  • The basic foundation for converting KWWidgets has been devised, but much work remains. The process involves using a slight change to the KWObject class, and then deriving inherited controls on the .Net side
  • The process needed to reassemble the 3D Main Viewer is under works, but this part of the project is in its infancy

After the Programming Week

The problem we focused on during the Programming Week at MIT was how to implement our desired modifications to Slicer3’s main 3D viewer. As previously described, we would like to present the volume as a cube with an oblique cut plane that slices through the volume, instead of three orthogonal cut planes as the viewer shows by default. Before we arrived, we were able to create additional cut planes and link them to the volume. By the end of the week, and with the help of Alex and Steve, we now have a fully functional oblique cut plane. The steps we took to accomplish this solution include:

  • Computing the matrix transformations that align the slice node to the camera’s view plane normal
  • Applying these transformations appropriately with the slice logic
  • Adding observers to the slice node to update the orientation of the slice node as the user interacts with the viewport camera.

Our next steps include:

  • Fixing the performance issues this solution has created
  • Adding the additional slice nodes to represent the sides of the volume cube
  • Clipping the slice nodes to form a solid volume
Before the Programming Week
After the Programming Week

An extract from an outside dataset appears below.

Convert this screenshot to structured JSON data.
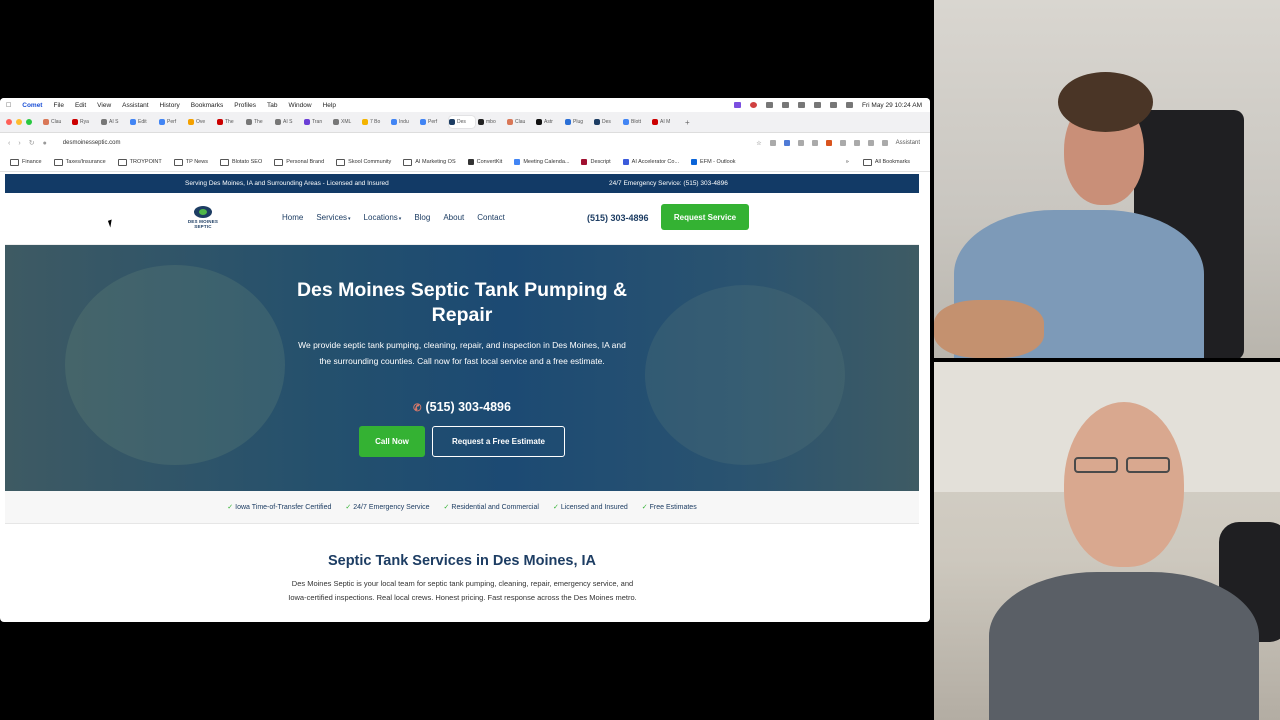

  • A Translation Station for Imaging: P. Mongkolwat, T. Lechner, T. Johnson, A. Kogan, S. Talbot, D. S. Channin; Radiological Society of North America, Chicago, IL. November 2006.
  • Advancing Advanced Visualization in the Clinical Environment: S. Talbot, P. Mongkolwat, D. S. Channin; Society for Imaging Informatics in Medicine (SIIM), Providence, RI, To be presented, June 2007.